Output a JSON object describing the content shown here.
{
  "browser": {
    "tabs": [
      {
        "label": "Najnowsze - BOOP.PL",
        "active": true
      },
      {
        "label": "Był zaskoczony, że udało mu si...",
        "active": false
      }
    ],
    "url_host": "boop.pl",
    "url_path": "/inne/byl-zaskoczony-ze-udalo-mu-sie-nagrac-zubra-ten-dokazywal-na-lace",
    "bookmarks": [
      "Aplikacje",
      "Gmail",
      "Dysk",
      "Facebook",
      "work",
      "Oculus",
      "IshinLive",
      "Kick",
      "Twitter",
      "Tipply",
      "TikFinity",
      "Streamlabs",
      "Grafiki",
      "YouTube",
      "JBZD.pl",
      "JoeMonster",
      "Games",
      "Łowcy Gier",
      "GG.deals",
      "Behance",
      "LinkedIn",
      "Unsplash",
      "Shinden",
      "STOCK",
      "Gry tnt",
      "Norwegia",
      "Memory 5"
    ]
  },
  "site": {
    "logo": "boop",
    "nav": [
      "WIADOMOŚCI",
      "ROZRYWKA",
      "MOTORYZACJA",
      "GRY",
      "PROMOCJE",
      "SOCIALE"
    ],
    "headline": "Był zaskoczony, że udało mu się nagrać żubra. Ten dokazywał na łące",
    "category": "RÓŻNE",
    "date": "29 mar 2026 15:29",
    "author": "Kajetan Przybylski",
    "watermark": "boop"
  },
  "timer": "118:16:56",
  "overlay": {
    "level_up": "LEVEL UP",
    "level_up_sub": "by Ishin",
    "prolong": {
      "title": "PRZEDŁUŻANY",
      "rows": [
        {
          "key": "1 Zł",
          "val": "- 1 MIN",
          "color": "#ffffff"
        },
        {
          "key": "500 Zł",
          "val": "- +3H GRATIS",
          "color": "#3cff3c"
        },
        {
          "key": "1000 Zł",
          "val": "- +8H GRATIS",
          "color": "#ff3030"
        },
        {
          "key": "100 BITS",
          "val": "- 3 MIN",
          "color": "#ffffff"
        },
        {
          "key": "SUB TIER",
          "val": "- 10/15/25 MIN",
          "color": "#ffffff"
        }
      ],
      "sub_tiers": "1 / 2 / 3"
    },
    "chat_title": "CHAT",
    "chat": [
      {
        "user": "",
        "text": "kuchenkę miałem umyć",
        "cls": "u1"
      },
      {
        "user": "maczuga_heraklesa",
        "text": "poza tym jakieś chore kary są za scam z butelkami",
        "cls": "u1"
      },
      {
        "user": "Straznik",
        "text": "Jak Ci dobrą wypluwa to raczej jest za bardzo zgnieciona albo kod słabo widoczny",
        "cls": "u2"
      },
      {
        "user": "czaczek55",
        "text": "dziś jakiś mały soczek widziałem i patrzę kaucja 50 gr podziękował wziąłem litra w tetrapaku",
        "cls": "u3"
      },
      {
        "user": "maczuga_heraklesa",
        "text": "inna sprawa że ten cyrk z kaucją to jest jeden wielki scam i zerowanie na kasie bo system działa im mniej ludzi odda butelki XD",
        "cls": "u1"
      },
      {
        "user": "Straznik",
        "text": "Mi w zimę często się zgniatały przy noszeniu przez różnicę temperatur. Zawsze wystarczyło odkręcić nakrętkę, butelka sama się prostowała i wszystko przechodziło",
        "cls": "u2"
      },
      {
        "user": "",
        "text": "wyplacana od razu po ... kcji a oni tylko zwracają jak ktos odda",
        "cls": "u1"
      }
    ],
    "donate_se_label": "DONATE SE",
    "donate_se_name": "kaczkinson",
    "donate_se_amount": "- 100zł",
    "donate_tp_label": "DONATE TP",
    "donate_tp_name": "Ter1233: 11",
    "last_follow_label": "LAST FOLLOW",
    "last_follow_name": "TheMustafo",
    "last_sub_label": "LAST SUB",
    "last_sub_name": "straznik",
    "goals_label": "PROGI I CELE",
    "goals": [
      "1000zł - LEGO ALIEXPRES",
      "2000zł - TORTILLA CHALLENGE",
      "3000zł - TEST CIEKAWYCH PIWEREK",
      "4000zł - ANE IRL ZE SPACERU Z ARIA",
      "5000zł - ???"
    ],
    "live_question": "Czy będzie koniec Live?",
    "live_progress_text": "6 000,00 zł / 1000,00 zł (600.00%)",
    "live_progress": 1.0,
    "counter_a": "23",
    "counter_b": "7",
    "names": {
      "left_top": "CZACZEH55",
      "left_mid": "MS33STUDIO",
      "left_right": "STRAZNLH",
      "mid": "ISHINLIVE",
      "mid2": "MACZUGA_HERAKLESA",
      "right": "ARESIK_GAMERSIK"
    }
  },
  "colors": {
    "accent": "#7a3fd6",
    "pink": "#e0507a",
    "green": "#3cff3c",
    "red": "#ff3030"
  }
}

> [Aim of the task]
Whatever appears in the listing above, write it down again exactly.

> [Answer]
Output a JSON object describing the content shown here.
{
  "browser": {
    "tabs": [
      {
        "label": "Najnowsze - BOOP.PL",
        "active": true
      },
      {
        "label": "Był zaskoczony, że udało mu si...",
        "active": false
      }
    ],
    "url_host": "boop.pl",
    "url_path": "/inne/byl-zaskoczony-ze-udalo-mu-sie-nagrac-zubra-ten-dokazywal-na-lace",
    "bookmarks": [
      "Aplikacje",
      "Gmail",
      "Dysk",
      "Facebook",
      "work",
      "Oculus",
      "IshinLive",
      "Kick",
      "Twitter",
      "Tipply",
      "TikFinity",
      "Streamlabs",
      "Grafiki",
      "YouTube",
      "JBZD.pl",
      "JoeMonster",
      "Games",
      "Łowcy Gier",
      "GG.deals",
      "Behance",
      "LinkedIn",
      "Unsplash",
      "Shinden",
      "STOCK",
      "Gry tnt",
      "Norwegia",
      "Memory 5"
    ]
  },
  "site": {
    "logo": "boop",
    "nav": [
      "WIADOMOŚCI",
      "ROZRYWKA",
      "MOTORYZACJA",
      "GRY",
      "PROMOCJE",
      "SOCIALE"
    ],
    "headline": "Był zaskoczony, że udało mu się nagrać żubra. Ten dokazywał na łące",
    "category": "RÓŻNE",
    "date": "29 mar 2026 15:29",
    "author": "Kajetan Przybylski",
    "watermark": "boop"
  },
  "timer": "118:16:56",
  "overlay": {
    "level_up": "LEVEL UP",
    "level_up_sub": "by Ishin",
    "prolong": {
      "title": "PRZEDŁUŻANY",
      "rows": [
        {
          "key": "1 Zł",
          "val": "- 1 MIN",
          "color": "#ffffff"
        },
        {
          "key": "500 Zł",
          "val": "- +3H GRATIS",
          "color": "#3cff3c"
        },
        {
          "key": "1000 Zł",
          "val": "- +8H GRATIS",
          "color": "#ff3030"
        },
        {
          "key": "100 BITS",
          "val": "- 3 MIN",
          "color": "#ffffff"
        },
        {
          "key": "SUB TIER",
          "val": "- 10/15/25 MIN",
          "color": "#ffffff"
        }
      ],
      "sub_tiers": "1 / 2 / 3"
    },
    "chat_title": "CHAT",
    "chat": [
      {
        "user": "",
        "text": "kuchenkę miałem umyć",
        "cls": "u1"
      },
      {
        "user": "maczuga_heraklesa",
        "text": "poza tym jakieś chore kary są za scam z butelkami",
        "cls": "u1"
      },
      {
        "user": "Straznik",
        "text": "Jak Ci dobrą wypluwa to raczej jest za bardzo zgnieciona albo kod słabo widoczny",
        "cls": "u2"
      },
      {
        "user": "czaczek55",
        "text": "dziś jakiś mały soczek widziałem i patrzę kaucja 50 gr podziękował wziąłem litra w tetrapaku",
        "cls": "u3"
      },
      {
        "user": "maczuga_heraklesa",
        "text": "inna sprawa że ten cyrk z kaucją to jest jeden wielki scam i zerowanie na kasie bo system działa im mniej ludzi odda butelki XD",
        "cls": "u1"
      },
      {
        "user": "Straznik",
        "text": "Mi w zimę często się zgniatały przy noszeniu przez różnicę temperatur. Zawsze wystarczyło odkręcić nakrętkę, butelka sama się prostowała i wszystko przechodziło",
        "cls": "u2"
      },
      {
        "user": "",
        "text": "wyplacana od razu po ... kcji a oni tylko zwracają jak ktos odda",
        "cls": "u1"
      }
    ],
    "donate_se_label": "DONATE SE",
    "donate_se_name": "kaczkinson",
    "donate_se_amount": "- 100zł",
    "donate_tp_label": "DONATE TP",
    "donate_tp_name": "Ter1233: 11",
    "last_follow_label": "LAST FOLLOW",
    "last_follow_name": "TheMustafo",
    "last_sub_label": "LAST SUB",
    "last_sub_name": "straznik",
    "goals_label": "PROGI I CELE",
    "goals": [
      "1000zł - LEGO ALIEXPRES",
      "2000zł - TORTILLA CHALLENGE",
      "3000zł - TEST CIEKAWYCH PIWEREK",
      "4000zł - ANE IRL ZE SPACERU Z ARIA",
      "5000zł - ???"
    ],
    "live_question": "Czy będzie koniec Live?",
    "live_progress_text": "6 000,00 zł / 1000,00 zł (600.00%)",
    "live_progress": 1.0,
    "counter_a": "23",
    "counter_b": "7",
    "names": {
      "left_top": "CZACZEH55",
      "left_mid": "MS33STUDIO",
      "left_right": "STRAZNLH",
      "mid": "ISHINLIVE",
      "mid2": "MACZUGA_HERAKLESA",
      "right": "ARESIK_GAMERSIK"
    }
  },
  "colors": {
    "accent": "#7a3fd6",
    "pink": "#e0507a",
    "green": "#3cff3c",
    "red": "#ff3030"
  }
}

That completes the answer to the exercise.